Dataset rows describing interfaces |
────────────────
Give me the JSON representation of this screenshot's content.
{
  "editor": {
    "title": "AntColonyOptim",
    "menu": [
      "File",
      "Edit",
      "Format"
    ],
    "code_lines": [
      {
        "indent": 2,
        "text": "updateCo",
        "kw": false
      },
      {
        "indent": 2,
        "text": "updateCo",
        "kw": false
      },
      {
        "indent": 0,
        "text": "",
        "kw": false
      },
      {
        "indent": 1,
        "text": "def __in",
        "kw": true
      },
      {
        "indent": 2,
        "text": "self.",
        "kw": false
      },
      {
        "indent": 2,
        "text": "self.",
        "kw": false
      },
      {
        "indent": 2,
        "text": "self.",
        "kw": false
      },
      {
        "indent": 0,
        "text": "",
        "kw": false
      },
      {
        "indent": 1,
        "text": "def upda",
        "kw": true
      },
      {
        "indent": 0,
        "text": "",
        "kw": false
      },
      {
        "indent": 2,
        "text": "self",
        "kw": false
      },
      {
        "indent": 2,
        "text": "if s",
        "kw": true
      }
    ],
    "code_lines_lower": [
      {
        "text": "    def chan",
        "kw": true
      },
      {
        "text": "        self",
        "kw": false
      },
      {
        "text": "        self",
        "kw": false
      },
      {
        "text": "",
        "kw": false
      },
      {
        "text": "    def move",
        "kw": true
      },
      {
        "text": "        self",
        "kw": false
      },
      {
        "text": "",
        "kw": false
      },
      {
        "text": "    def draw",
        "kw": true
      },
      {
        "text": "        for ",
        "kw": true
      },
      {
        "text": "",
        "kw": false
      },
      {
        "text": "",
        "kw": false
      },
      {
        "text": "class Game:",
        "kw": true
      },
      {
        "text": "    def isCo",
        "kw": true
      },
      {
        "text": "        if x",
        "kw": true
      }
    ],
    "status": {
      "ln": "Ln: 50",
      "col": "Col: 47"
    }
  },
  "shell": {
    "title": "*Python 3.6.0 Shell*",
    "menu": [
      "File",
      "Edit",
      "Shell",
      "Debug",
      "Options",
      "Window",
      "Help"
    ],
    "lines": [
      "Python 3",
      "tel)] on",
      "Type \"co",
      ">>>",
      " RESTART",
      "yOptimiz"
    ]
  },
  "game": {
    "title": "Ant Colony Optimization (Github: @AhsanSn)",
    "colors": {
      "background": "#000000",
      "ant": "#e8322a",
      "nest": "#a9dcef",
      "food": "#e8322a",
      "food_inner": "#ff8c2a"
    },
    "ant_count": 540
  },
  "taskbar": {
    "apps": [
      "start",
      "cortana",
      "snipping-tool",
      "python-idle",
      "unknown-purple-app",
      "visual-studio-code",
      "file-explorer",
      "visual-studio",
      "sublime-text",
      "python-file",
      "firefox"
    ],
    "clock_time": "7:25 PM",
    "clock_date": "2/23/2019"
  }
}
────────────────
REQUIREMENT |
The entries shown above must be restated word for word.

OUTPUT |
Give me the JSON representation of this screenshot's content.
{
  "editor": {
    "title": "AntColonyOptim",
    "menu": [
      "File",
      "Edit",
      "Format"
    ],
    "code_lines": [
      {
        "indent": 2,
        "text": "updateCo",
        "kw": false
      },
      {
        "indent": 2,
        "text": "updateCo",
        "kw": false
      },
      {
        "indent": 0,
        "text": "",
        "kw": false
      },
      {
        "indent": 1,
        "text": "def __in",
        "kw": true
      },
      {
        "indent": 2,
        "text": "self.",
        "kw": false
      },
      {
        "indent": 2,
        "text": "self.",
        "kw": false
      },
      {
        "indent": 2,
        "text": "self.",
        "kw": false
      },
      {
        "indent": 0,
        "text": "",
        "kw": false
      },
      {
        "indent": 1,
        "text": "def upda",
        "kw": true
      },
      {
        "indent": 0,
        "text": "",
        "kw": false
      },
      {
        "indent": 2,
        "text": "self",
        "kw": false
      },
      {
        "indent": 2,
        "text": "if s",
        "kw": true
      }
    ],
    "code_lines_lower": [
      {
        "text": "    def chan",
        "kw": true
      },
      {
        "text": "        self",
        "kw": false
      },
      {
        "text": "        self",
        "kw": false
      },
      {
        "text": "",
        "kw": false
      },
      {
        "text": "    def move",
        "kw": true
      },
      {
        "text": "        self",
        "kw": false
      },
      {
        "text": "",
        "kw": false
      },
      {
        "text": "    def draw",
        "kw": true
      },
      {
        "text": "        for ",
        "kw": true
      },
      {
        "text": "",
        "kw": false
      },
      {
        "text": "",
        "kw": false
      },
      {
        "text": "class Game:",
        "kw": true
      },
      {
        "text": "    def isCo",
        "kw": true
      },
      {
        "text": "        if x",
        "kw": true
      }
    ],
    "status": {
      "ln": "Ln: 50",
      "col": "Col: 47"
    }
  },
  "shell": {
    "title": "*Python 3.6.0 Shell*",
    "menu": [
      "File",
      "Edit",
      "Shell",
      "Debug",
      "Options",
      "Window",
      "Help"
    ],
    "lines": [
      "Python 3",
      "tel)] on",
      "Type \"co",
      ">>>",
      " RESTART",
      "yOptimiz"
    ]
  },
  "game": {
    "title": "Ant Colony Optimization (Github: @AhsanSn)",
    "colors": {
      "background": "#000000",
      "ant": "#e8322a",
      "nest": "#a9dcef",
      "food": "#e8322a",
      "food_inner": "#ff8c2a"
    },
    "ant_count": 540
  },
  "taskbar": {
    "apps": [
      "start",
      "cortana",
      "snipping-tool",
      "python-idle",
      "unknown-purple-app",
      "visual-studio-code",
      "file-explorer",
      "visual-studio",
      "sublime-text",
      "python-file",
      "firefox"
    ],
    "clock_time": "7:25 PM",
    "clock_date": "2/23/2019"
  }
}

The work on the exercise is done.